Cheke made to consort with Papists.
What happened to Cheke after his recantation. Troubled.
BUT all these temporal accessions could not heal the wounds he had given his mind by his apostasy or hypocrisy; which so excessively dejected him, that within less than a year after it ended his life, as we shall be told by and by. But the Papists now outwardly made much of their convert; had him frequently in their companies, at their tables, to eat with them; and on their benches, when the pretended heretics were summoned before them, and examined; to shew him openly, no doubt, as an example to them, what a leading and learned man had forsaken their party; and for him to exhort them to do as he had done. Which were but so many fresh stings to him.
The Protestants extenuated as much as they could his dismal fall, making it not so foul as was at first represented. An Englishman in exile, sojourning at Strasburg, (and seems to be Grindal,) wrote to Peter Martyr, then at Zurich, March 15 anno 1556, informing him, that Cheke had given significations of his repentance and sorrow for his fall. Which gave such satisfaction to that reverend Father, that he wrote back to his friend that gave him this intelligence, that it was very acceptable to hear what he had wrote concerning Cheke, because Cheke had now deInt. P. Mar-clared, "that his faith was rather bent, than broke and tyr. Epist.
p. 784. col. 2. edit.

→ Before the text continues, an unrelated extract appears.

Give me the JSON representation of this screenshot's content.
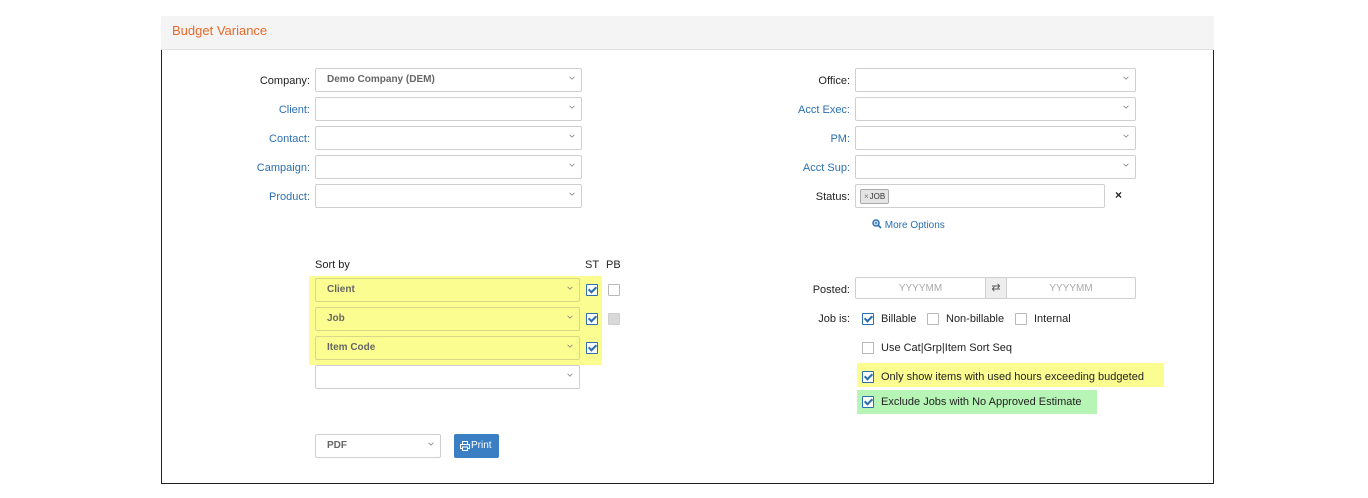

66 quite extinguished, however reports might be carried of "him." But Martyr added, that he thought it almost past belief, that he should persevere while he tarried in England; and subjoined his earnest prayer," that God, "the Father of our Lord Jesus Christ, would so by his "Spirit repair his shipwreck, that, with as little loss as
"might be, he might at last arrive at the haven of salva- SECT. ❝tion." And God heard his prayer: for it was not long after that Cheke made his exit.

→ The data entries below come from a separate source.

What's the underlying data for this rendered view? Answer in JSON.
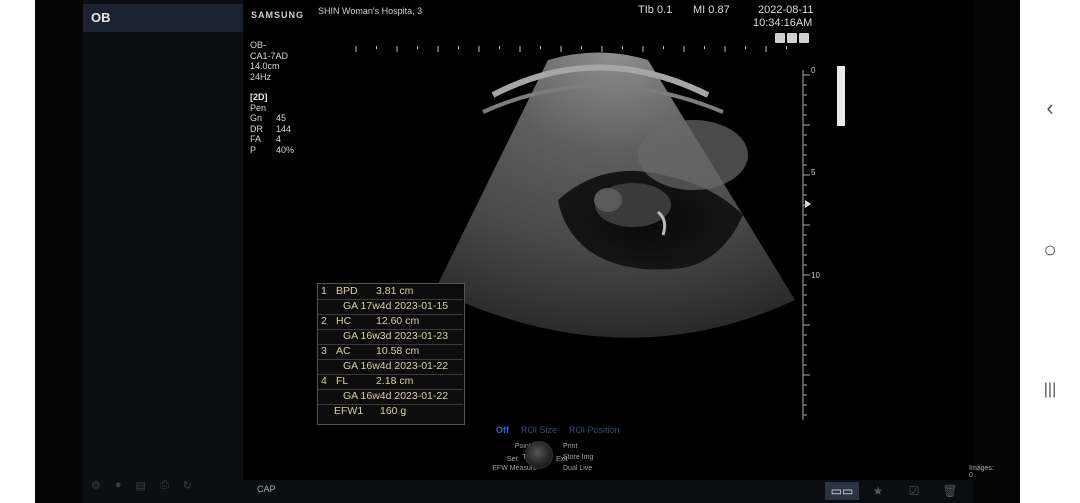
{
  "android_nav": {
    "back": "‹",
    "home": "○",
    "recents": "|||"
  },
  "sidebar": {
    "mode": "OB"
  },
  "header": {
    "brand": "SAMSUNG",
    "hospital": "SHIN Woman's Hospita, 3",
    "tib": "TIb   0.1",
    "mi": "MI    0.87",
    "date": "2022-08-11",
    "time": "10:34:16AM"
  },
  "params_top": [
    "OB-",
    "CA1-7AD",
    "14.0cm",
    "24Hz"
  ],
  "params_mode": {
    "head": "[2D]",
    "sub": "Pen",
    "rows": [
      {
        "k": "Gn",
        "v": "45"
      },
      {
        "k": "DR",
        "v": "144"
      },
      {
        "k": "FA",
        "v": "4"
      },
      {
        "k": "P",
        "v": "40%"
      }
    ]
  },
  "depth_labels": [
    "0",
    "5",
    "10"
  ],
  "measurements": {
    "items": [
      {
        "num": "1",
        "name": "BPD",
        "value": "3.81 cm",
        "ga": "GA 17w4d  2023-01-15"
      },
      {
        "num": "2",
        "name": "HC",
        "value": "12.60 cm",
        "ga": "GA 16w3d  2023-01-23"
      },
      {
        "num": "3",
        "name": "AC",
        "value": "10.58 cm",
        "ga": "GA 16w4d  2023-01-22"
      },
      {
        "num": "4",
        "name": "FL",
        "value": "2.18 cm",
        "ga": "GA 16w4d  2023-01-22"
      }
    ],
    "efw_label": "EFW1",
    "efw_value": "160 g"
  },
  "roi": {
    "off": "Off",
    "size": "ROI Size",
    "position": "ROI Position"
  },
  "controls": {
    "left": [
      "Pointer",
      "TGC",
      "EFW Measure"
    ],
    "right": [
      "Print",
      "Store Img",
      "Dual Live"
    ],
    "set": "Set",
    "exit": "Exit"
  },
  "images_label": "Images: 0",
  "cap_label": "CAP",
  "colors": {
    "panel_bg": "#000000",
    "accent": "#2f5bd8",
    "meas_text": "#d8d0a8"
  }
}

And pining away with the shame and regret of what he Dies. had done, he died Sept. 13, 1557, aged 43, at his friend Mr. Peter Osborn's house, in Wood-street, London; and was buried in St. Alban's church there, in the north chapel of the quire, Sept. 16. On whose grave were engraven these verses, made by his learned acquaintance, Dr. Walter MSS. D. H. S. George Haddon; which I shall here set down, as I have them Kt. Garter. transcribed from the monumental stone, taken by Charles Lancaster, herald, anno 1611, rather than as they are varied in Cheke's life, composed by H. Holland, and from by Dr. Gerard Langbain. On the stone, on the right side of the inscription, is engraven the coat of arms of him and his wife; being three crescents, and a crescent in the midst for distinction. The woman's coat, a salteir vaire, with a martlet in the nombril point, between five martlets. The epitaph as follows:
Doctrinæ lumen CHECUS vitæque magister,
Non erat e multis unus, sed præstitit unus
Omnibus et patriæ flos erat ille suæ.
Gemma Britanna fuit, tam magnum nulla tulerunt
Where one may observe, that neither his religion, his fall, nor his repentance, are in the least touched, those times not suffering it.
To which I will add the verses that Sir Thomas Chaloner, a gentleman and excellent scholar that lived in those times, in his miscellanies made of him:
Epitaphium D. Joannis Checi.
Tu nunc exuvias liquisti corporis hujus,